German version see here.
On the topic
For some time now, there has been talk of a “biographical turn” in the historically working humanities. In Jewish Studies, too, the relevance of biographical research practice is continuously increasing. Based on this finding, the interdisciplinary lecture series held in German (Jüdische) Leben erzählen: Biographische Werkstattberichte [Telling (Jewish) Lives: Biographers’ Reports] offers insights into the historiographical and literary aspects of working on Jewish life stories.
Jewish lives often embody subject positions whose biographical accessing and analysis pose considerable challenges to researchers. These are rooted in phenomena such as exile, diaspora, transculturality, multilingualism, and intersectionality, which seem to be inherent in Jewish history and which result in potentially discontinuous or fragmented worlds of experience. The consequence is an often markedly complex constellation of sources, which on the one hand complicate biographical investigations, but on the other hand can prove particularly revealing for the methodology of biography. In the context of retrospective reflection on the processes of their life history studies, the speakers describe such challenges and possible ways of dealing with them, using concrete examples. In doing so, they touch upon a number of general methodological questions and practical research problems of biographical writing, such as: the choice of protagonists of biographical narratives; the presence of biographers in their representations of other lives and their possible identification with their own “objects”; the handling of gaps in knowledge or the abundance of knowledge; literary aspects of biographical work as well as its ethical dimensions; the representability of the connections between the life to be biographed and the specific form of creativity that was practiced in this life. Along these and other case-specific aspects of life writing, the lecture series will discuss the conditions of the possibility of transforming traces of past lives as conveyed by various media into written narratives in order to gain methodological yields for biographical research practice within and outside Jewish Studies.

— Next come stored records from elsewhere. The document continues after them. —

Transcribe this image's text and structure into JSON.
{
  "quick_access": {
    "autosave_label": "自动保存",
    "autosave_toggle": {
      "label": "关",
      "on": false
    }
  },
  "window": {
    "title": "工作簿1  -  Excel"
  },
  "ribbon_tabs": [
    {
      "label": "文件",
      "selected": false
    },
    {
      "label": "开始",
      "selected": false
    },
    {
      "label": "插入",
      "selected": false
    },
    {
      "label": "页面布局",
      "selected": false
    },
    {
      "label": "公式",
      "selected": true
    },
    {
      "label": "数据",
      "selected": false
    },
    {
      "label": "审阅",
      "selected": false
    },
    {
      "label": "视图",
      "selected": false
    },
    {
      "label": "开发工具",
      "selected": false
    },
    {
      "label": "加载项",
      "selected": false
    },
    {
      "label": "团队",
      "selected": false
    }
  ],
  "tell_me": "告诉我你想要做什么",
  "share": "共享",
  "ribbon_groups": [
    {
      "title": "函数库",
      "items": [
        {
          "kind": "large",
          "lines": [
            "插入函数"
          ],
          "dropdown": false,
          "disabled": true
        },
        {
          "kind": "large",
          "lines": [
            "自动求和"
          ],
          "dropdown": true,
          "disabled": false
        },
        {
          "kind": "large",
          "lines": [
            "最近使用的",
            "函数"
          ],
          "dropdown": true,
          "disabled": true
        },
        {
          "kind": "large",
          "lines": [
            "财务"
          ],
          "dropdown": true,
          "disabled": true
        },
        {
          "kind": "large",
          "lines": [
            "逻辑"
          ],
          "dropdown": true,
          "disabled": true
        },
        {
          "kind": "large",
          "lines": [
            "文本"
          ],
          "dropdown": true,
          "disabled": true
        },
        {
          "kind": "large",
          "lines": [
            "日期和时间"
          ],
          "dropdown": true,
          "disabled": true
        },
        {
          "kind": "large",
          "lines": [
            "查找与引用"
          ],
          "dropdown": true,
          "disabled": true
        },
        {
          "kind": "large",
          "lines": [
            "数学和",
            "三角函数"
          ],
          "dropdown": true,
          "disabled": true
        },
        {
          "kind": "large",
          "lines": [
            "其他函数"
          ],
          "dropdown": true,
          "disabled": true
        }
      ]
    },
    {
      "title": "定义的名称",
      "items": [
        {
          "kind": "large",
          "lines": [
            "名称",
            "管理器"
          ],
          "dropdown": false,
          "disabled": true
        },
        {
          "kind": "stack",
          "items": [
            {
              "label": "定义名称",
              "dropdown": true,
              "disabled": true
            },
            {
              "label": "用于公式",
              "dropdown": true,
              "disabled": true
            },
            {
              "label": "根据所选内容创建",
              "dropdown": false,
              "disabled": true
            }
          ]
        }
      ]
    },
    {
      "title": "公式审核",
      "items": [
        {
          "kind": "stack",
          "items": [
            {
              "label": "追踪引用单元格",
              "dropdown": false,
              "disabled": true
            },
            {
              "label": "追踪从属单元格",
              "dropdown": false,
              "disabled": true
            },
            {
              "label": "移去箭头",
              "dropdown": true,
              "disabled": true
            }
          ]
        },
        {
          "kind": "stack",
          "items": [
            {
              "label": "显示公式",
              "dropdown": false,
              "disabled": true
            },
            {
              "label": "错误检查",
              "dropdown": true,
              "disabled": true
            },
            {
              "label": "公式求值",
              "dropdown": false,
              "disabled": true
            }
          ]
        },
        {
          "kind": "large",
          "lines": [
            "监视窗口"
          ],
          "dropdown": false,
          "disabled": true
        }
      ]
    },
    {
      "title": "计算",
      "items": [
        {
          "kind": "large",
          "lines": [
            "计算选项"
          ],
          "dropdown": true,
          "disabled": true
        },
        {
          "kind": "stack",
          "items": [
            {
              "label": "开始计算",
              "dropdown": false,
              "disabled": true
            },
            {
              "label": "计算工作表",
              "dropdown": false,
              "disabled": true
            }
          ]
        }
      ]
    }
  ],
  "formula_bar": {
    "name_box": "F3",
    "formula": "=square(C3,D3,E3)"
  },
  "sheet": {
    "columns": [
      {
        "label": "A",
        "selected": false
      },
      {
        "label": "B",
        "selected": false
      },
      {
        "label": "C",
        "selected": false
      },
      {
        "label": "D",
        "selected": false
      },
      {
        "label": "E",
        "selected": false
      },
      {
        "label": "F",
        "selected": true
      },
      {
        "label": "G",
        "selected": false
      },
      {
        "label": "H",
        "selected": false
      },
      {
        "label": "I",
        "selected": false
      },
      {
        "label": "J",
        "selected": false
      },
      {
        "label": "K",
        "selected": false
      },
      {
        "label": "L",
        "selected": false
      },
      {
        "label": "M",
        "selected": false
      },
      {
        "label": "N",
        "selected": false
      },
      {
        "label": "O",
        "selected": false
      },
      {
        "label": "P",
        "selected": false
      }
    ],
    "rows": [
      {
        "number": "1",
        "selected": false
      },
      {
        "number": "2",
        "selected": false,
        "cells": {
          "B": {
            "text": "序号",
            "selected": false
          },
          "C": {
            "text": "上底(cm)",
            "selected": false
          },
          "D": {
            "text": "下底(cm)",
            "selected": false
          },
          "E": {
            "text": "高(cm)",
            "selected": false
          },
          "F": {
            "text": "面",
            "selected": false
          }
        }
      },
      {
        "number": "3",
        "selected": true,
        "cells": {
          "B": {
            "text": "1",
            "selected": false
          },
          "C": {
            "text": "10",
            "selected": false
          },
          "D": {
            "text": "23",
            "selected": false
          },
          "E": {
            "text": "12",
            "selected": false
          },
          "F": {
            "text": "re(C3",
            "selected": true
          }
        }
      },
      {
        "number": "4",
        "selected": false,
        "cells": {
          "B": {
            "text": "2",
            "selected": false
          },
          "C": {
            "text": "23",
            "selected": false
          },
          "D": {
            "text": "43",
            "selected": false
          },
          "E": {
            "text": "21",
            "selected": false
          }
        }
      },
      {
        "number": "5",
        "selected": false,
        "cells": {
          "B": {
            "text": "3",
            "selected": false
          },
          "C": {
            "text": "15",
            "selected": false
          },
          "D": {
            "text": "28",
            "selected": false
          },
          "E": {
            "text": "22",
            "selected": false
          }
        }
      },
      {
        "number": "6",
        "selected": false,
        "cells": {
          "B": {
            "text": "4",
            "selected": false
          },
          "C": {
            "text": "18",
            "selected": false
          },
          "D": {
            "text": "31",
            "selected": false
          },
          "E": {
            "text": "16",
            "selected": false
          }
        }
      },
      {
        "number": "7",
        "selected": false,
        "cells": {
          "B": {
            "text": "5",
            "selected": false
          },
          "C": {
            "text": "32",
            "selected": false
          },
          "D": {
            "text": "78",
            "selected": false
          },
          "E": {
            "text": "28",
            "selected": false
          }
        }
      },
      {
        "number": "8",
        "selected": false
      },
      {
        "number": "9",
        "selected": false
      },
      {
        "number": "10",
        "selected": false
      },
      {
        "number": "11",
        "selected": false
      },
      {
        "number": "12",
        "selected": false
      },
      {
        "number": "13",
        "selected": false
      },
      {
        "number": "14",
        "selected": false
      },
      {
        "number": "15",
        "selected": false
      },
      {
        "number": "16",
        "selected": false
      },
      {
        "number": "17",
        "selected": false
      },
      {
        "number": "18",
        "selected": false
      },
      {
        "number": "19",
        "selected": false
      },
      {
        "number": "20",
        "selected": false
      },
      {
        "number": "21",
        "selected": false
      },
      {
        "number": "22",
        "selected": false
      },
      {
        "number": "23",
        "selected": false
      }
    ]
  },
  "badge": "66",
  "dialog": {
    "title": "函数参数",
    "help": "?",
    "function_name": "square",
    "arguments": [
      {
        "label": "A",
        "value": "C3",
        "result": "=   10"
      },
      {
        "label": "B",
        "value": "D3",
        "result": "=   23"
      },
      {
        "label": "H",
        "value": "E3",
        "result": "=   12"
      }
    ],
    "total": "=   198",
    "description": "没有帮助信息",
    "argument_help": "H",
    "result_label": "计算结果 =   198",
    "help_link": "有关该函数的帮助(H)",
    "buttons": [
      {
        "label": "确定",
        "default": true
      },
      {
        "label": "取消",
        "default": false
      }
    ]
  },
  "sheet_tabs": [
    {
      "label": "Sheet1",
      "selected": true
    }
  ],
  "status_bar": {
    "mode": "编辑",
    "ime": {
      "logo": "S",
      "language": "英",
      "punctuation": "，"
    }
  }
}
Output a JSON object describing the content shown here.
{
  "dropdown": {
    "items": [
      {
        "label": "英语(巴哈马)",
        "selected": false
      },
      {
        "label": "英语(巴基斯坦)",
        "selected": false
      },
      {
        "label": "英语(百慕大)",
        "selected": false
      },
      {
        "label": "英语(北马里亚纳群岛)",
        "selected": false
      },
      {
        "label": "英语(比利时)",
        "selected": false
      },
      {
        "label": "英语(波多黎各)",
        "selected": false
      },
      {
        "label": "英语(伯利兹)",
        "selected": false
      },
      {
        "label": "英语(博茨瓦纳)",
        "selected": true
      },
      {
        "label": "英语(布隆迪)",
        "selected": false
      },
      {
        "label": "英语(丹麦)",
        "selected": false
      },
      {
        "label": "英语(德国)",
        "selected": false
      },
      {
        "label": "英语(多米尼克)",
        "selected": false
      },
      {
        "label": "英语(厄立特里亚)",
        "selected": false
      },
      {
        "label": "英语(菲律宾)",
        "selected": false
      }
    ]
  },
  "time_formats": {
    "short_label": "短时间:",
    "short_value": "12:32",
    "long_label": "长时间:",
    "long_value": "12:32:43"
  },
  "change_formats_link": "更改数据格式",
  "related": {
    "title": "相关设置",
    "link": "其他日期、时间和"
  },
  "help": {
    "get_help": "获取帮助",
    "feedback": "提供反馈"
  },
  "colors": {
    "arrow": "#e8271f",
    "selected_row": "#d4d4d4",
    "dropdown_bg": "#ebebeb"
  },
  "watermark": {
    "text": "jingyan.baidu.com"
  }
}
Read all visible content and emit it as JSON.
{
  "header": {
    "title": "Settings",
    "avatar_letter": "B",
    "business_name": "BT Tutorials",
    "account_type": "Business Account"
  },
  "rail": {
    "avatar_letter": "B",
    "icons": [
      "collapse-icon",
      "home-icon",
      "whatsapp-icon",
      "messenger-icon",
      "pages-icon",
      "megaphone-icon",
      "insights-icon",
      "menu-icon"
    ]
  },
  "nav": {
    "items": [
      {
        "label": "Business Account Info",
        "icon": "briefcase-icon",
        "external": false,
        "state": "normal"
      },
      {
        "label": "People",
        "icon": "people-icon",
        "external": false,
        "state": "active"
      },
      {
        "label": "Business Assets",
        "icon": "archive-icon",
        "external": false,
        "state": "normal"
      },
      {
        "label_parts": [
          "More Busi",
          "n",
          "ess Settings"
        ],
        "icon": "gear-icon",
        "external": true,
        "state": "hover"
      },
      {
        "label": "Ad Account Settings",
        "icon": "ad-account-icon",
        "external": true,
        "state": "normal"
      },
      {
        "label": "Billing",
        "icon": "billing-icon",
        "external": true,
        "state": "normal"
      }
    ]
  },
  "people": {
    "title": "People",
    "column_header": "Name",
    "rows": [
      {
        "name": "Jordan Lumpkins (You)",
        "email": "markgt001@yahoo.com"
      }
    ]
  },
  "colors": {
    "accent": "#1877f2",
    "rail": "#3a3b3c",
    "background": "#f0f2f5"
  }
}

10/26/2021 Grażyna Jurewicz (Potsdam/Berlin): Prologue
11/2/2021 Beatrix Borchard (Hamburg/Berlin): Storytelling or Marking Gaps? Reflecting on the Handling of Biographical Source Material
11/9/2021 Ernst Piper (Potsdam): Between Intersectionality and Internationalism. Approaching Rosa Luxemburg
11/16/2021 Reiner Stach (Berlin): Kafka’s Life. A Research
11/30/2021 Verena Dohrn (Hannover): Family Biography as Literary Procedure. The Saga of the Oil Entrepreneurs Kahan from Baku
12/07/2021 Dominique Bourel (Paris/Kassel): Moses Mendelssohn and Martin Buber: Biography without Autobiography?
12/14/2021 Stefanie Mahrer (Bern/Basel): Salman Schocken. Topographies of a Life
01/11/2022 Katharina Prager (Vienna): “I can only understand it Hasidically...” – Jewishness in the Lives of Berthold and Salka Viertel
01/18/2022 Claudia Willms (Frankfurt am Main): Historiography from below? Franz Oppenheimer and Biographical Research from a Cultural Anthropology Perspective
01/25/2022 Efrat Gal-Ed (Düsseldorf/Augsburg): Nobody’s language. Itzik Manger – a European Poet. On the Biographical Textual Process
02/01/2022 Jacques Picard (Basel/Zurich): The Clock That Is Still Ticking. On Subjects and Objects in Biographical Research
02/08/2022 Christina Pareigis (Hamburg): Shamanistic Voyages. Review of the Making of an Intellectual Biography of Susan Taubes
02/15/2022 Philipp Lenhard (Munich): The Pitfalls of the Archive: On the Biography of Friedrich Pollock
02/22/2022 Stephan Braese (Aachen): To Biographize Hildesheimer: Workshop – Expedition – Laboratory
03/01/2022 Alfred Gall (Mainz): “I don’t belong anywhere, because I am from somewhere else”: Constellations of Biography and Science Fiction in Stanisław Lem’s Work